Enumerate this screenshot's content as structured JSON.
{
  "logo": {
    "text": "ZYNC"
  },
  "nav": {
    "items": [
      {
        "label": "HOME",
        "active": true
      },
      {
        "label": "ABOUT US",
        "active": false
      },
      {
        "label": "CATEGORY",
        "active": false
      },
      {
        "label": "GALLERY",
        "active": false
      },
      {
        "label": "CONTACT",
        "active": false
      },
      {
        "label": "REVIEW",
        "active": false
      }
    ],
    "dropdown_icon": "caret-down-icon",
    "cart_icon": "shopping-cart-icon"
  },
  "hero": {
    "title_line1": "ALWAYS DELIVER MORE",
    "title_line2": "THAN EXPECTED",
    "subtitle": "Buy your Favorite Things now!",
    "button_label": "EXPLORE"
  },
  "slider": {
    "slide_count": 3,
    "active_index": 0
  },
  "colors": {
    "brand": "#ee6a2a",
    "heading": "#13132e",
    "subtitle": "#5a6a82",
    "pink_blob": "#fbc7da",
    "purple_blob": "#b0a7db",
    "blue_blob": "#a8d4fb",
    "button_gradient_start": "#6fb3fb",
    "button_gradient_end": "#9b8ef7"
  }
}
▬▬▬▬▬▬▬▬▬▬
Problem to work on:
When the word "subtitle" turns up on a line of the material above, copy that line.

Problem solution:
    "subtitle": "Buy your Favorite Things now!",
    "subtitle": "#5a6a82",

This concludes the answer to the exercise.